Although most small to midsize businesses (SMBs) have made inroads with social media, many still have not used the 140-character social tool to their advantage. It seems obvious that Twitter may not be the perfect vehicle for every SMBs’ message to its customers. But for those with an online retail store, Twitter can give sales a huge boost.
According to a recent Twitter survey of users who follow SMBs, 60 percent say that they purchased from an SMB because of Tweets they read on Twitter. Another 43 percent said that they “plan to purchase regularly from an SMB they follow” on the social medium, and another 43 percent say they would purchase at least once. And these followers are loyal: 66 percent have followed SMBs for more than 6 months and 56 percent have never unfollowed the SMBs.
These Twitter followers say that the reasons they choose to follow SMBs are to learn about upcoming products and services (40 percent) and to show support of local businesses they frequent (39 percent). What SMB wouldn’t want to have access to such a loyal following of customers and potential customers for almost free? Even better, 76 percent have sent Tweets directly to an SMB, and 90 percent of the ones who received a reply felt “positive brand sentiment.”
Business leaders at the recent ICON14 in Phoenix, the Infusionsoft customer conference for small businesses and companies that serve them, gave 11 tips for success.
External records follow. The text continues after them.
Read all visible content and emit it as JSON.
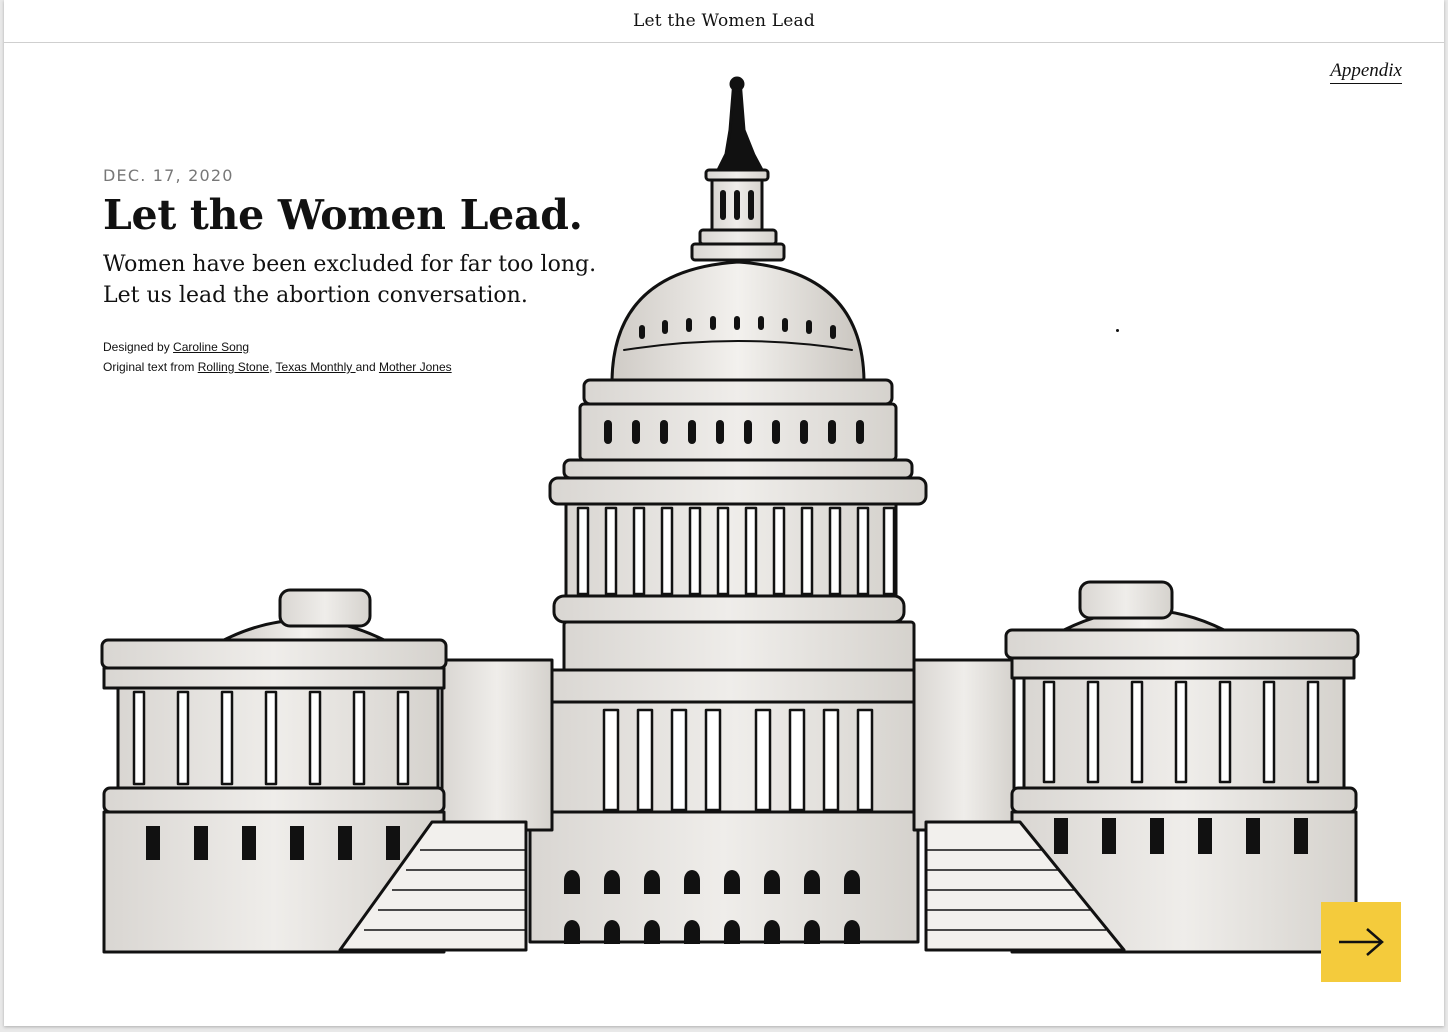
{
  "topbar": {
    "title": "Let the Women Lead"
  },
  "nav": {
    "appendix_label": "Appendix"
  },
  "hero": {
    "date": "DEC. 17, 2020",
    "headline": "Let the Women Lead.",
    "subhead_line1": "Women have been excluded for far too long.",
    "subhead_line2": "Let us lead the abortion conversation."
  },
  "credits": {
    "designed_prefix": "Designed by ",
    "designer": "Caroline Song",
    "original_prefix": "Original text from ",
    "source1": "Rolling Stone",
    "sep": ", ",
    "source2": "Texas Monthly ",
    "and": "and ",
    "source3": "Mother Jones"
  },
  "illustration": {
    "icon": "capitol-building-illustration"
  },
  "next": {
    "icon": "arrow-right-icon"
  },
  "colors": {
    "accent": "#f4cb3c",
    "text": "#111111",
    "muted": "#777777",
    "background": "#ffffff"
  }
}
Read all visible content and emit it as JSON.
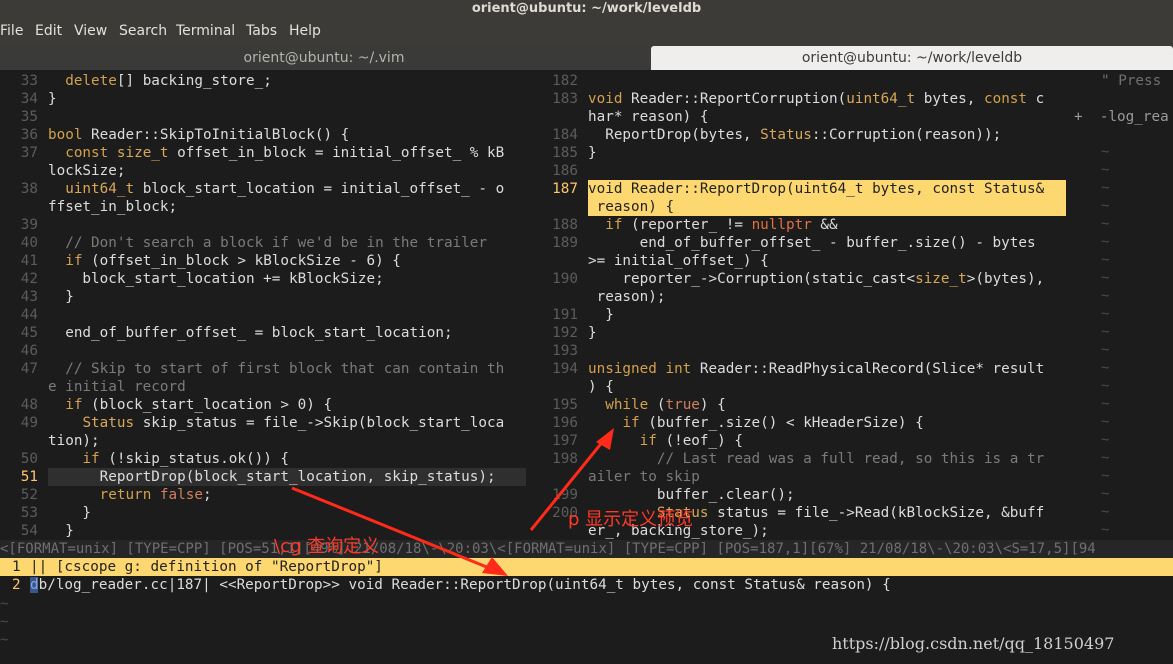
{
  "window": {
    "title": "orient@ubuntu: ~/work/leveldb"
  },
  "menu": [
    "File",
    "Edit",
    "View",
    "Search",
    "Terminal",
    "Tabs",
    "Help"
  ],
  "tabs": [
    {
      "label": "orient@ubuntu: ~/.vim",
      "active": false
    },
    {
      "label": "orient@ubuntu: ~/work/leveldb",
      "active": true
    }
  ],
  "left_pane": {
    "line_numbers": [
      "33",
      "34",
      "35",
      "36",
      "37",
      "",
      "38",
      "",
      "39",
      "40",
      "41",
      "42",
      "43",
      "44",
      "45",
      "46",
      "47",
      "",
      "48",
      "49",
      "",
      "50",
      "51",
      "52",
      "53",
      "54"
    ],
    "current_line": "51",
    "lines": [
      "  delete[] backing_store_;",
      "}",
      "",
      "bool Reader::SkipToInitialBlock() {",
      "  const size_t offset_in_block = initial_offset_ % kB",
      "lockSize;",
      "  uint64_t block_start_location = initial_offset_ - o",
      "ffset_in_block;",
      "",
      "  // Don't search a block if we'd be in the trailer",
      "  if (offset_in_block > kBlockSize - 6) {",
      "    block_start_location += kBlockSize;",
      "  }",
      "",
      "  end_of_buffer_offset_ = block_start_location;",
      "",
      "  // Skip to start of first block that can contain th",
      "e initial record",
      "  if (block_start_location > 0) {",
      "    Status skip_status = file_->Skip(block_start_loca",
      "tion);",
      "    if (!skip_status.ok()) {",
      "      ReportDrop(block_start_location, skip_status);",
      "      return false;",
      "    }",
      "  }"
    ]
  },
  "right_pane": {
    "line_numbers": [
      "182",
      "183",
      "",
      "184",
      "185",
      "186",
      "187",
      "",
      "188",
      "189",
      "",
      "190",
      "",
      "191",
      "192",
      "193",
      "194",
      "",
      "195",
      "196",
      "197",
      "198",
      "",
      "199",
      "200",
      ""
    ],
    "current_line": "187",
    "lines": [
      "",
      "void Reader::ReportCorruption(uint64_t bytes, const c",
      "har* reason) {",
      "  ReportDrop(bytes, Status::Corruption(reason));",
      "}",
      "",
      "void Reader::ReportDrop(uint64_t bytes, const Status&",
      " reason) {",
      "  if (reporter_ != nullptr &&",
      "      end_of_buffer_offset_ - buffer_.size() - bytes",
      ">= initial_offset_) {",
      "    reporter_->Corruption(static_cast<size_t>(bytes),",
      " reason);",
      "  }",
      "}",
      "",
      "unsigned int Reader::ReadPhysicalRecord(Slice* result",
      ") {",
      "  while (true) {",
      "    if (buffer_.size() < kHeaderSize) {",
      "      if (!eof_) {",
      "        // Last read was a full read, so this is a tr",
      "ailer to skip",
      "        buffer_.clear();",
      "        Status status = file_->Read(kBlockSize, &buff",
      "er_, backing_store_);"
    ]
  },
  "side_pane": {
    "lines": [
      "\" Press",
      "+  -log_rea"
    ]
  },
  "status_line": "<[FORMAT=unix] [TYPE=CPP] [POS=51,1][49%] 21/08/18\\-\\20:03\\<[FORMAT=unix] [TYPE=CPP] [POS=187,1][67%] 21/08/18\\-\\20:03\\<S=17,5][94",
  "quickfix": [
    {
      "num": "1",
      "text": "|| [cscope g: definition of \"ReportDrop\"]"
    },
    {
      "num": "2",
      "text": "db/log_reader.cc|187| <<ReportDrop>> void Reader::ReportDrop(uint64_t bytes, const Status& reason) {"
    }
  ],
  "annotations": {
    "cg": "\\cg 查询定义",
    "p": "p 显示定义预览"
  },
  "watermark": "https://blog.csdn.net/qq_18150497",
  "colors": {
    "annotation": "#ff3a2a",
    "highlight": "#fdd770"
  }
}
The first tip, from Laurie McCabe, an SMB Group partner, made a statement that further supports the Twitter survey’s findings:
“Know where your customers are hanging out online. You don’t have to be everywhere. Be where your customers are… and communicate with them there.”
For many companies, that “where” may just be Twitter. The third tip from the conference was from Melinda Emerson, author of the entrepreneurial book “Succeed as Your Own Boss.” Emerson suggests SMBs use Twitter for more than reaching out to customers:
“Twitter is the best thing that ever happened to small business owners. You can listen to your competitors or customers, and they don’t even know you’re listening.”
Use Twitter to see what your competitors are doing and if it’s successful, try it yourself. Are they Tweeting about a sale? Do they Tweet information about the industry? Maybe they share customer feedback. The Twitter survey found that the most common reason that a consumer sends a Tweet to an SMB is to share a positive experience. Turn that around and share it with the world. Twitter users love having their thoughts retweeted. And if it’s something they felt important enough to tell your business, it’s likely going to be just as interesting to other followers. As I discussed in a previous post, telling a good story can go a long way in creating buzz for your business.